The incident began when the female victim arrived at the Motel 6 with a male friend and allegedly posted an ad as an escort on backpage.com. Around 10:19 p.m. she began to receive phone calls from a man identifying himself as Joe, asking to meet with her. Rundlette arrived at the motel at about 11 p.m. The man allegedly gave her $160 in cash in exchange for sex, according to charging documents.

“Since the event occurred between the two of them and we did not witness and can’t prove that, she was not arrested,” said Kirkland Police Lt. Mike Murray.

Rundlette, who told officers he expressed his disappointment with the encounter, attempted to take the woman’s purse. The woman fought with him for control of the purse when he allegedly began to strangle her.
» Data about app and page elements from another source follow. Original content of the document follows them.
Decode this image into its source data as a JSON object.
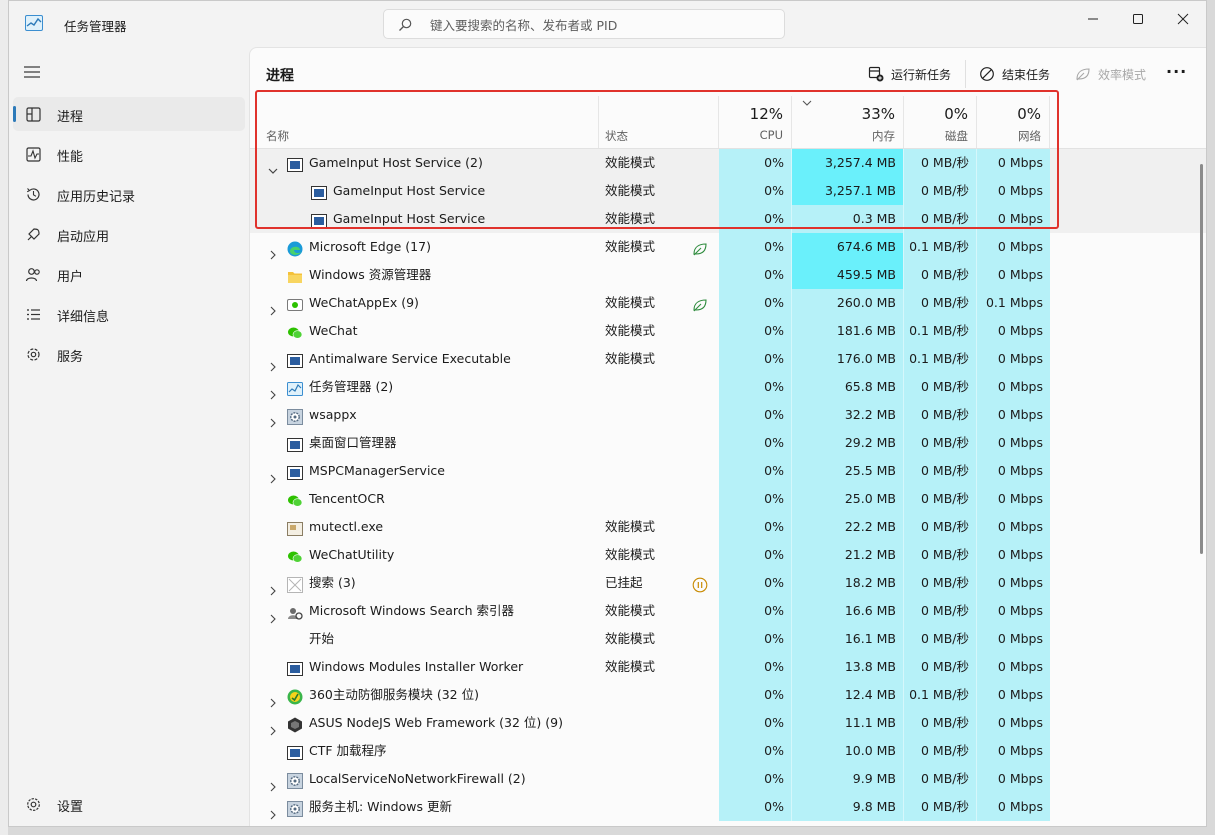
{
  "window": {
    "title": "任务管理器",
    "search_placeholder": "键入要搜索的名称、发布者或 PID"
  },
  "sidebar": {
    "items": [
      {
        "label": "进程",
        "icon": "processes-icon",
        "active": true
      },
      {
        "label": "性能",
        "icon": "performance-icon"
      },
      {
        "label": "应用历史记录",
        "icon": "app-history-icon"
      },
      {
        "label": "启动应用",
        "icon": "startup-icon"
      },
      {
        "label": "用户",
        "icon": "users-icon"
      },
      {
        "label": "详细信息",
        "icon": "details-icon"
      },
      {
        "label": "服务",
        "icon": "services-icon"
      }
    ],
    "settings_label": "设置"
  },
  "toolbar": {
    "page_title": "进程",
    "run_new_task": "运行新任务",
    "end_task": "结束任务",
    "efficiency_mode": "效率模式",
    "more": "···"
  },
  "columns": {
    "name": "名称",
    "status": "状态",
    "cpu_pct": "12%",
    "cpu": "CPU",
    "mem_pct": "33%",
    "mem": "内存",
    "disk_pct": "0%",
    "disk": "磁盘",
    "net_pct": "0%",
    "net": "网络"
  },
  "colors": {
    "heat_low": "#b6f1f8",
    "heat_high": "#6af0fb",
    "highlight_border": "#e0322c",
    "accent": "#2d7ab9"
  },
  "rows": [
    {
      "name": "GameInput Host Service (2)",
      "status": "效能模式",
      "cpu": "0%",
      "mem": "3,257.4 MB",
      "disk": "0 MB/秒",
      "net": "0 Mbps",
      "icon": "service-window-icon",
      "expand": "open",
      "level": 0,
      "mem_heat": "high"
    },
    {
      "name": "GameInput Host Service",
      "status": "效能模式",
      "cpu": "0%",
      "mem": "3,257.1 MB",
      "disk": "0 MB/秒",
      "net": "0 Mbps",
      "icon": "service-window-icon",
      "expand": "none",
      "level": 1,
      "mem_heat": "high"
    },
    {
      "name": "GameInput Host Service",
      "status": "效能模式",
      "cpu": "0%",
      "mem": "0.3 MB",
      "disk": "0 MB/秒",
      "net": "0 Mbps",
      "icon": "service-window-icon",
      "expand": "none",
      "level": 1,
      "mem_heat": "low"
    },
    {
      "name": "Microsoft Edge (17)",
      "status": "效能模式",
      "cpu": "0%",
      "mem": "674.6 MB",
      "disk": "0.1 MB/秒",
      "net": "0 Mbps",
      "icon": "edge-icon",
      "expand": "closed",
      "level": 0,
      "mem_heat": "high",
      "leaf": true
    },
    {
      "name": "Windows 资源管理器",
      "status": "",
      "cpu": "0%",
      "mem": "459.5 MB",
      "disk": "0 MB/秒",
      "net": "0 Mbps",
      "icon": "folder-icon",
      "expand": "none",
      "level": 0,
      "mem_heat": "high"
    },
    {
      "name": "WeChatAppEx (9)",
      "status": "效能模式",
      "cpu": "0%",
      "mem": "260.0 MB",
      "disk": "0 MB/秒",
      "net": "0.1 Mbps",
      "icon": "wechat-appex-icon",
      "expand": "closed",
      "level": 0,
      "mem_heat": "low",
      "leaf": true
    },
    {
      "name": "WeChat",
      "status": "效能模式",
      "cpu": "0%",
      "mem": "181.6 MB",
      "disk": "0.1 MB/秒",
      "net": "0 Mbps",
      "icon": "wechat-icon",
      "expand": "none",
      "level": 0,
      "mem_heat": "low"
    },
    {
      "name": "Antimalware Service Executable",
      "status": "效能模式",
      "cpu": "0%",
      "mem": "176.0 MB",
      "disk": "0.1 MB/秒",
      "net": "0 Mbps",
      "icon": "service-window-icon",
      "expand": "closed",
      "level": 0,
      "mem_heat": "low"
    },
    {
      "name": "任务管理器 (2)",
      "status": "",
      "cpu": "0%",
      "mem": "65.8 MB",
      "disk": "0 MB/秒",
      "net": "0 Mbps",
      "icon": "task-manager-icon",
      "expand": "closed",
      "level": 0,
      "mem_heat": "low"
    },
    {
      "name": "wsappx",
      "status": "",
      "cpu": "0%",
      "mem": "32.2 MB",
      "disk": "0 MB/秒",
      "net": "0 Mbps",
      "icon": "gear-icon",
      "expand": "closed",
      "level": 0,
      "mem_heat": "low"
    },
    {
      "name": "桌面窗口管理器",
      "status": "",
      "cpu": "0%",
      "mem": "29.2 MB",
      "disk": "0 MB/秒",
      "net": "0 Mbps",
      "icon": "service-window-icon",
      "expand": "none",
      "level": 0,
      "mem_heat": "low"
    },
    {
      "name": "MSPCManagerService",
      "status": "",
      "cpu": "0%",
      "mem": "25.5 MB",
      "disk": "0 MB/秒",
      "net": "0 Mbps",
      "icon": "service-window-icon",
      "expand": "closed",
      "level": 0,
      "mem_heat": "low"
    },
    {
      "name": "TencentOCR",
      "status": "",
      "cpu": "0%",
      "mem": "25.0 MB",
      "disk": "0 MB/秒",
      "net": "0 Mbps",
      "icon": "wechat-icon",
      "expand": "none",
      "level": 0,
      "mem_heat": "low"
    },
    {
      "name": "mutectl.exe",
      "status": "效能模式",
      "cpu": "0%",
      "mem": "22.2 MB",
      "disk": "0 MB/秒",
      "net": "0 Mbps",
      "icon": "mutectl-icon",
      "expand": "none",
      "level": 0,
      "mem_heat": "low"
    },
    {
      "name": "WeChatUtility",
      "status": "效能模式",
      "cpu": "0%",
      "mem": "21.2 MB",
      "disk": "0 MB/秒",
      "net": "0 Mbps",
      "icon": "wechat-icon",
      "expand": "none",
      "level": 0,
      "mem_heat": "low"
    },
    {
      "name": "搜索 (3)",
      "status": "已挂起",
      "cpu": "0%",
      "mem": "18.2 MB",
      "disk": "0 MB/秒",
      "net": "0 Mbps",
      "icon": "search-app-icon",
      "expand": "closed",
      "level": 0,
      "mem_heat": "low",
      "paused": true
    },
    {
      "name": "Microsoft Windows Search 索引器",
      "status": "效能模式",
      "cpu": "0%",
      "mem": "16.6 MB",
      "disk": "0 MB/秒",
      "net": "0 Mbps",
      "icon": "search-indexer-icon",
      "expand": "closed",
      "level": 0,
      "mem_heat": "low"
    },
    {
      "name": "开始",
      "status": "效能模式",
      "cpu": "0%",
      "mem": "16.1 MB",
      "disk": "0 MB/秒",
      "net": "0 Mbps",
      "icon": "",
      "expand": "none",
      "level": 0,
      "mem_heat": "low"
    },
    {
      "name": "Windows Modules Installer Worker",
      "status": "效能模式",
      "cpu": "0%",
      "mem": "13.8 MB",
      "disk": "0 MB/秒",
      "net": "0 Mbps",
      "icon": "service-window-icon",
      "expand": "none",
      "level": 0,
      "mem_heat": "low"
    },
    {
      "name": "360主动防御服务模块 (32 位)",
      "status": "",
      "cpu": "0%",
      "mem": "12.4 MB",
      "disk": "0.1 MB/秒",
      "net": "0 Mbps",
      "icon": "360-icon",
      "expand": "closed",
      "level": 0,
      "mem_heat": "low"
    },
    {
      "name": "ASUS NodeJS Web Framework (32 位) (9)",
      "status": "",
      "cpu": "0%",
      "mem": "11.1 MB",
      "disk": "0 MB/秒",
      "net": "0 Mbps",
      "icon": "nodejs-icon",
      "expand": "closed",
      "level": 0,
      "mem_heat": "low"
    },
    {
      "name": "CTF 加载程序",
      "status": "",
      "cpu": "0%",
      "mem": "10.0 MB",
      "disk": "0 MB/秒",
      "net": "0 Mbps",
      "icon": "service-window-icon",
      "expand": "none",
      "level": 0,
      "mem_heat": "low"
    },
    {
      "name": "LocalServiceNoNetworkFirewall (2)",
      "status": "",
      "cpu": "0%",
      "mem": "9.9 MB",
      "disk": "0 MB/秒",
      "net": "0 Mbps",
      "icon": "gear-icon",
      "expand": "closed",
      "level": 0,
      "mem_heat": "low"
    },
    {
      "name": "服务主机: Windows 更新",
      "status": "",
      "cpu": "0%",
      "mem": "9.8 MB",
      "disk": "0 MB/秒",
      "net": "0 Mbps",
      "icon": "gear-icon",
      "expand": "closed",
      "level": 0,
      "mem_heat": "low"
    }
  ]
}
The woman gave up the purse and Rundlette ran to the parking lot, the documents continued.

The woman, with only pants on, gave chase and began screaming for help. Three officers, hearing the calls for help from the adjacent Office Max parking lot, rushed to the scene and one radioed there was a disturbance at 11:19 p.m. She spotted two Kirkland patrol cars and yelled at the first officer she saw “him, it’s him!” while pointing at Rundlette. One of the officers yelled to the man to “stop!” several times. Rundlette ignored the order, got into his Jeep Cherokee and began to drive off. Rundlette would later tell investigators at that point he knew he was “in trouble,” the documents continued.

The officers gave chase, two on foot and one in a patrol car. Rundlette allegedly turned the Jeep’s lights off. One officer attempted to deploy a spike strip but was unsuccessful. Rundlette later told investigators he had the intent of “getting away” and that he did not want to stop and was intent in escaping, the documents continued.
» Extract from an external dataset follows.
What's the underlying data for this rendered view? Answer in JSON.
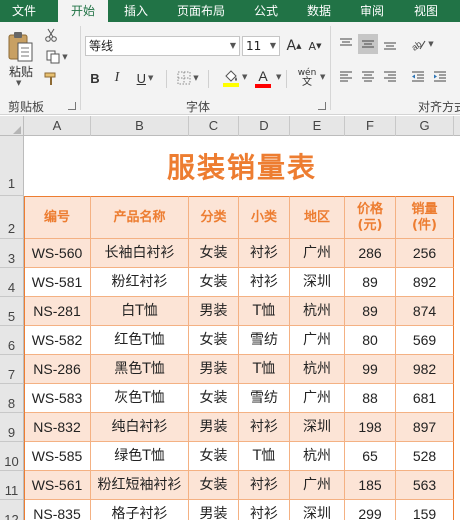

With a patrol car behind him and two officers at the exit ahead, Rundlette allegedly accelerated to between 40 and 60 mph, according to four witnesses and the officers.

With approximately 10 feet between himself and the speeding Jeep, one of the officers fired a single round from his gun, striking Rundlette in the shoulder as he dove out of the way, the documents continued.

Murray said that this is the first police-involved shooting in Kirkland since the 1970s.

Rundlette later told investigators that he reverted back to his Army training to “evade escape.”

With one patrol car in pursuit, the suspect drove about a block-and-a-half away, before allegedly losing control of the Jeep and flipping it to its side. Rundlette exited the Jeep and allegedly began to run from the scene but was apprehended a short distance away, according to the charging documents. The man was transported to Harborview.

Upon investigation, detectives allegedly found the woman’s purse and the cell phone used to call the woman, in the Jeep, the documents continued.

Investigators originally asked for first-degree assault in investigation documents.

 

We encourage an open exchange of ideas on this story's topic, but we ask you to follow our guidelines for respecting community standards. Personal attacks, inappropriate language, and off-topic comments may be removed, and comment privileges revoked, per our Terms of Use. Please see our FAQ if you have questions or concerns about using Facebook to comment.

Read the latest Green Edition

Browse the print edition page by page, including stories and ads.

Sep 19 edition online now. Browse the archives.